According to a U.S. study steroids may have a lasting effect on teenagers' brains, and could even flip the adolescent brain's switch for aggression which may last for at least two years.
The U.S. researchers also suggest anabolic steroids can cause permanent brain changes.
The study however was based on results seen in hamsters and some experts say on that basis it is impossible to estimate the length of effect in humans.
Neuroscientists are deeply concerned about the rising adolescent abuse of anabolic-androgenic steroids (AASs), given the National Institute on Drug Abuse's estimate that nearly half a million 8th to 10th-grade students abuse AASs each year.
Not only do steroids set kids up for heavier use of steroids and other drugs later in life, it is known that long-term steroid use can cause mood swings, hallucinations and paranoia, liver damage and high blood pressure, as well as increased risk of heart disease, stroke and some types of cancer.
Coming off steroids can also lead to depression.
The researchers at Northeastern University, Boston, examined the behaviour of adolescent hamsters when another hamster was put into their cage.
It seems that hamsters naturally defend their territory by play-fighting, wrestling and nibbling, but hamsters injected with commonly used steroids, which were suspended in oil, became extremely aggressive.
According to the researchers even after the drug was withdrawn, the newly vicious hamsters attacked, bit and chased the intruders, and the level of aggressiveness was 10 times greater than that of other hamsters which were only injected with oil.
Apparently the effects lasted for almost two weeks, which is the equivalent of half their adolescence.
After this period, the animals reverted to their normal playful defensiveness, but postmortems on the hamsters found there had been also been changes in their brain activity.
While they were being given steroids, a part of their brains called the anterior hypothalamus, which regulates aggression and social behaviour, pumped out more of a neurotransmitter called vasopressin.
Their full-blown aggression which was clearly drug-induced lasted for nearly two weeks of withdrawal.
Three weeks after withdrawal, vasopressin levels had subsided in line with the aggressive behaviour.
Dr Richard Melloni, who led the research, said that because the part of the brain which his team studied is similar in rodents and humans, their findings are probably applicable to people.
Dr Melloni says because the developing brain is more adaptable and pliable, steroids could change the trajectory if administered during development.
He believes that people considering the use of such drugs should consider the long-term health risks and the serious potential for aggression and violence.

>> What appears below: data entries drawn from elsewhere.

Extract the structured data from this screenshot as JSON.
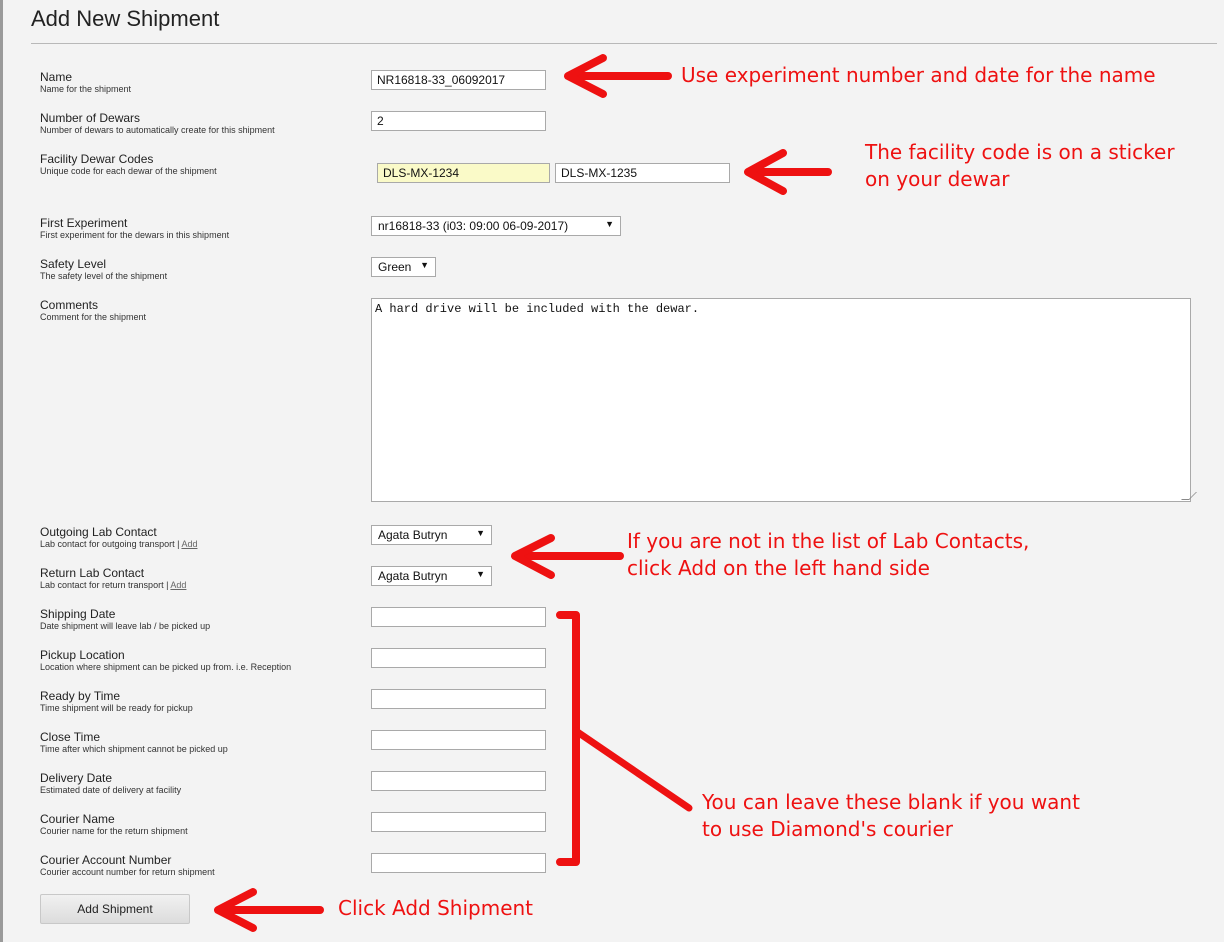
{
  "page": {
    "title": "Add New Shipment"
  },
  "form": {
    "name": {
      "label": "Name",
      "description": "Name for the shipment",
      "value": "NR16818-33_06092017"
    },
    "dewars": {
      "label": "Number of Dewars",
      "description": "Number of dewars to automatically create for this shipment",
      "value": "2"
    },
    "facility_codes": {
      "label": "Facility Dewar Codes",
      "description": "Unique code for each dewar of the shipment",
      "values": [
        "DLS-MX-1234",
        "DLS-MX-1235"
      ]
    },
    "first_experiment": {
      "label": "First Experiment",
      "description": "First experiment for the dewars in this shipment",
      "value": "nr16818-33 (i03: 09:00 06-09-2017)"
    },
    "safety_level": {
      "label": "Safety Level",
      "description": "The safety level of the shipment",
      "value": "Green"
    },
    "comments": {
      "label": "Comments",
      "description": "Comment for the shipment",
      "value": "A hard drive will be included with the dewar."
    },
    "outgoing_contact": {
      "label": "Outgoing Lab Contact",
      "description": "Lab contact for outgoing transport |",
      "link": "Add",
      "value": "Agata Butryn"
    },
    "return_contact": {
      "label": "Return Lab Contact",
      "description": "Lab contact for return transport |",
      "link": "Add",
      "value": "Agata Butryn"
    },
    "shipping_date": {
      "label": "Shipping Date",
      "description": "Date shipment will leave lab / be picked up",
      "value": ""
    },
    "pickup_location": {
      "label": "Pickup Location",
      "description": "Location where shipment can be picked up from. i.e. Reception",
      "value": ""
    },
    "ready_time": {
      "label": "Ready by Time",
      "description": "Time shipment will be ready for pickup",
      "value": ""
    },
    "close_time": {
      "label": "Close Time",
      "description": "Time after which shipment cannot be picked up",
      "value": ""
    },
    "delivery_date": {
      "label": "Delivery Date",
      "description": "Estimated date of delivery at facility",
      "value": ""
    },
    "courier_name": {
      "label": "Courier Name",
      "description": "Courier name for the return shipment",
      "value": ""
    },
    "courier_account": {
      "label": "Courier Account Number",
      "description": "Courier account number for return shipment",
      "value": ""
    },
    "submit_label": "Add Shipment"
  },
  "annotations": {
    "name_note": "Use experiment number and date for the name",
    "facility_note_1": "The facility code is on a sticker",
    "facility_note_2": "on your dewar",
    "contact_note_1": "If you are not in the list of Lab Contacts,",
    "contact_note_2": "click Add on the left hand side",
    "courier_note_1": "You can leave these blank if you want",
    "courier_note_2": "to use Diamond's courier",
    "add_note": "Click Add Shipment",
    "color": "#ee1111"
  },
  "colors": {
    "background": "#f3f3f3",
    "highlight_field": "#fafac8",
    "annotation": "#ee1111"
  }
}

He hopes that adolescents don't take the ultimate recovery of the vasopressin system to mean it's OK to use the drugs.
As a result, Melloni and his colleagues speculate that anabolic steroids can dramatically shorten teenage fuses (not known for length under the best of circumstances) and make young people "pop off" for years, a danger to themselves and to others.
The researchers hope the findings could potentially hasten the development of treatments for aggressive behaviour, whether or not it has been caused by steroid abuse.
The study is published in the current edition of Behavioral Neuroscience, Vol. 120, No. 1.